This week, our first place winner on the insightful side is a very simple anonymous response to a lengthy complaint about Section 230:
Freedom of Speech is more important than your feelings. Period.
In second place, we’ve got a comment from an exchange on our post about the recent end of our long-running legal dispute. One commenter asserted that we were shown to be “de facto wrong on defamation law”, to which Adam Steinbaugh pointed out the district court ruling saying otherwise. The original commenter claimed that because it cost money to mount that defense and achieve that initial ruling dismissing the case, that still somehow means we were wrong about the law, leading Matthew Cline to put forth a rebuttal:
If you defend yourself against a lawsuit and win, the fact that winning cost money doesn’t make you wrong.
For editor’s choice on the insightful side, we start out with a comment from Stephen T. Stone taking on the now-tired complaints about social media companies violating free speech:
Using a service such as Facebook is a societal privilege, not a legal right. If someone could legally sue that service over a ban — and have a court overturn that ban — it would upend the First Amendment’s protections for association. As for “true diversity” and ideologies and such in yuor last paragraph: (A) Prove that multiple platforms are collaborating with one another to deny specific ideologies a place on those platforms, and (B) recognize that true neutrality/“diversity” would burden a platform with hosting speech and speakers that the administrators of said platform have already chosen not to host.
Disclosure of Classified material is not, by the constitutional definition, sufficient for the charge of Treason. For instance, a non-citizen (someone who does not owe allegiance to the US) could disclose classified material and can not, by definition, be charged with treason.

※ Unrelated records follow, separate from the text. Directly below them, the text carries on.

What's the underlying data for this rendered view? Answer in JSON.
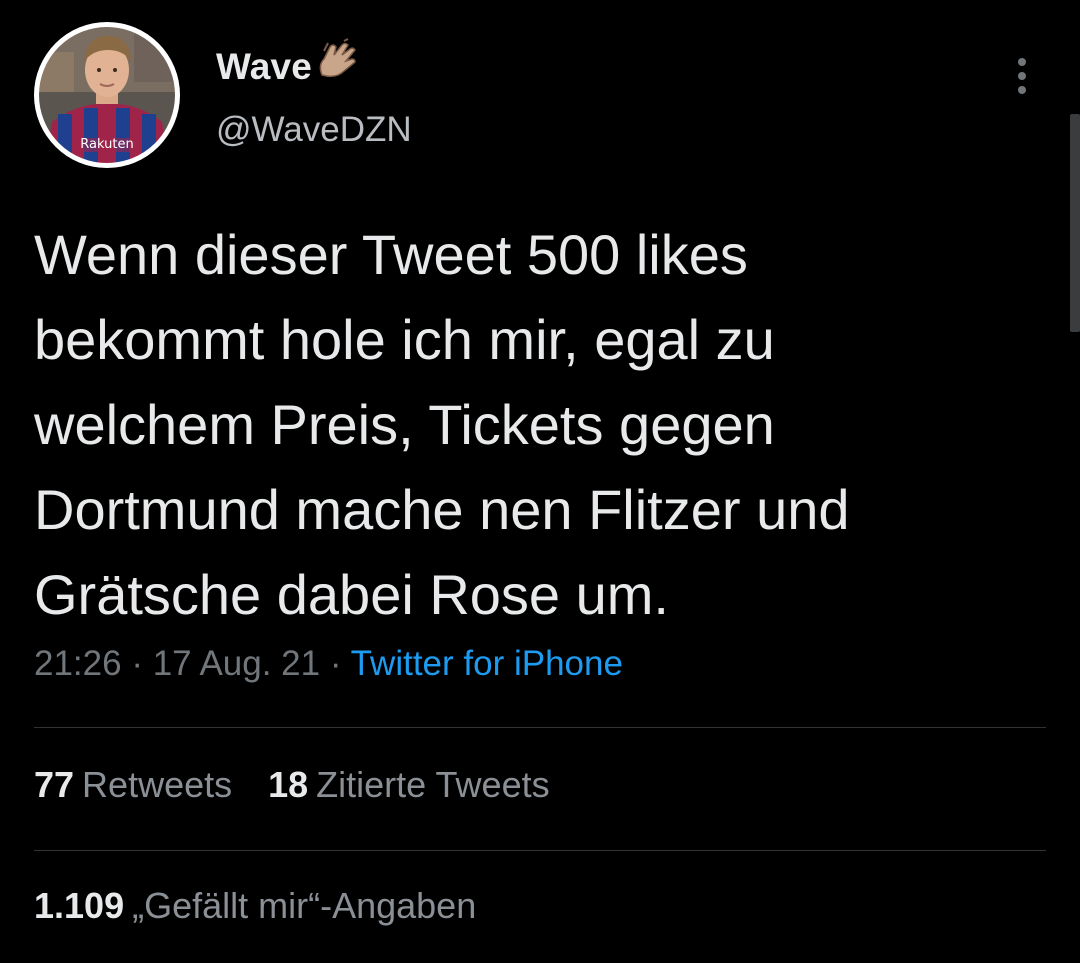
{
  "author": {
    "display_name": "Wave",
    "name_emoji": "hand-emoji",
    "handle": "@WaveDZN",
    "avatar_jersey_text": "Rakuten"
  },
  "tweet": {
    "text_lines": [
      "Wenn dieser Tweet 500 likes",
      "bekommt hole ich mir, egal zu",
      "welchem Preis, Tickets gegen",
      "Dortmund mache nen Flitzer und",
      "Grätsche dabei Rose um."
    ],
    "time": "21:26",
    "date": "17 Aug. 21",
    "separator": "·",
    "source": "Twitter for iPhone"
  },
  "stats": {
    "retweets_count": "77",
    "retweets_label": "Retweets",
    "quotes_count": "18",
    "quotes_label": "Zitierte Tweets",
    "likes_count": "1.109",
    "likes_label": "„Gefällt mir“-Angaben"
  },
  "icons": {
    "more": "more-vertical-icon"
  },
  "colors": {
    "background": "#000000",
    "text": "#e7e9ea",
    "secondary": "#71767b",
    "link": "#1d9bf0",
    "divider": "#2f3336"
  }
}
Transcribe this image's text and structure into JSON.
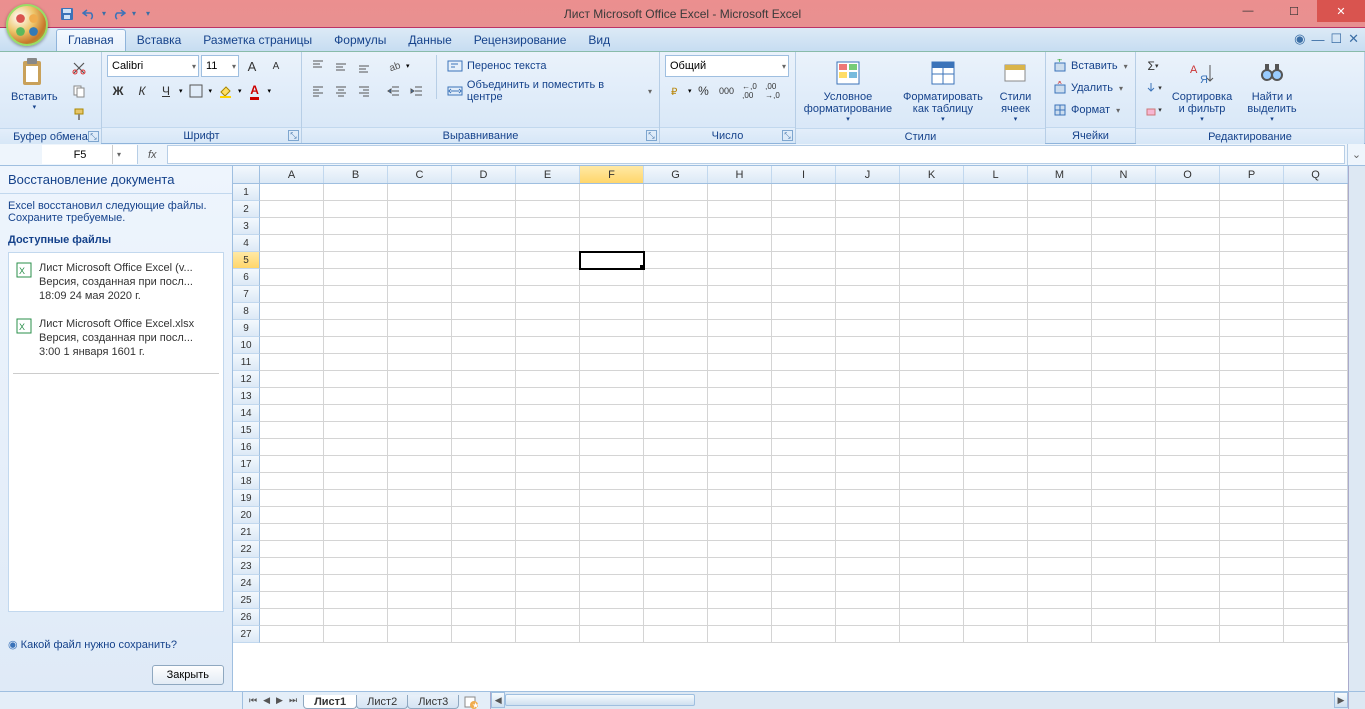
{
  "title": "Лист Microsoft Office Excel - Microsoft Excel",
  "tabs": {
    "home": "Главная",
    "insert": "Вставка",
    "layout": "Разметка страницы",
    "formulas": "Формулы",
    "data": "Данные",
    "review": "Рецензирование",
    "view": "Вид"
  },
  "groups": {
    "clipboard": "Буфер обмена",
    "font": "Шрифт",
    "align": "Выравнивание",
    "number": "Число",
    "styles": "Стили",
    "cells": "Ячейки",
    "editing": "Редактирование"
  },
  "clipboard": {
    "paste": "Вставить"
  },
  "font": {
    "name": "Calibri",
    "size": "11",
    "bold": "Ж",
    "italic": "К",
    "underline": "Ч"
  },
  "align": {
    "wrap": "Перенос текста",
    "merge": "Объединить и поместить в центре"
  },
  "number": {
    "format": "Общий"
  },
  "styles": {
    "cond": "Условное форматирование",
    "fmttbl": "Форматировать как таблицу",
    "cellst": "Стили ячеек"
  },
  "cells": {
    "insert": "Вставить",
    "delete": "Удалить",
    "format": "Формат"
  },
  "editing": {
    "sort": "Сортировка и фильтр",
    "find": "Найти и выделить"
  },
  "namebox": "F5",
  "recovery": {
    "title": "Восстановление документа",
    "msg1": "Excel восстановил следующие файлы.",
    "msg2": "Сохраните требуемые.",
    "avail": "Доступные файлы",
    "items": [
      {
        "name": "Лист Microsoft Office Excel (v...",
        "ver": "Версия, созданная при посл...",
        "time": "18:09 24 мая 2020 г."
      },
      {
        "name": "Лист Microsoft Office Excel.xlsx",
        "ver": "Версия, созданная при посл...",
        "time": "3:00 1 января 1601 г."
      }
    ],
    "help": "Какой файл нужно сохранить?",
    "close": "Закрыть"
  },
  "cols": [
    "A",
    "B",
    "C",
    "D",
    "E",
    "F",
    "G",
    "H",
    "I",
    "J",
    "K",
    "L",
    "M",
    "N",
    "O",
    "P",
    "Q"
  ],
  "rowcount": 27,
  "selected": {
    "col": "F",
    "row": 5
  },
  "sheets": {
    "s1": "Лист1",
    "s2": "Лист2",
    "s3": "Лист3"
  }
}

Moreover, while disclosure of classified material might fit the definition of treason, there are a number of other requirements and restrictions within the consitution and the law established by congress:
Whoever, owing allegiance to the United States, levies war against them or adheres to their enemies, giving them aid and comfort within the United States or elsewhere, is guilty of treason…
Treason against the United States, shall consist only in levying War against them, or in adhering to their Enemies, giving them Aid and Comfort. No Person shall be convicted of Treason unless on the Testimony of two Witnesses to the same overt Act, or on Confession in open Court.
Disclosure of classified material could be considered adhering to the enemies of the US, however proving that requires a showing of intent, and whom you disclose the information to can significantly change that analysis. Which is why we have the crime of espionage, which Courts have barred from allowing an intent analysis.
Moreover, International law (these were extraterritorial murders, after all) and the UCMJ explicitly do not allow “I was just following orders” as a defense against the killing of non-combatants and that such orders should be disobeyed. Under this principle, disobeying the commands of higher ups and exposing the continued killing of non-combatants would appear to be the right action to take. Courts do seem to have disagreed, but that ruling was not in place when the events in question occurred.
Over on the funny side, we’ve got a double-winner in Stephen T. Stone. In first place, it’s a summary of the general desire some folks have to make platforms responsible for everything, and get anything they don’t like taken down:
Ah yes, the Defamatory Intent Prevention and Sequestration of Harmful Internet Topics Act.
In second place, it’s a response to the Miami plastic surgeon who sued patients for negative reviews:
It’s all in how you say it.
He went from “It’s the Boob God!” to “it’s the boob, God…” with one lawsuit.
Journalist admits mistake on 230 and corrects original article…
USPTO is actually right for once…
Alright, who turned on Hell’s air conditioner?
And last but not least, we’ve got CSI: Houston with a response to the critical question of whether apathy is better or worse than corruption and/or incompetence:
I don’t know and I don’t care.
That’s all for this week, folks!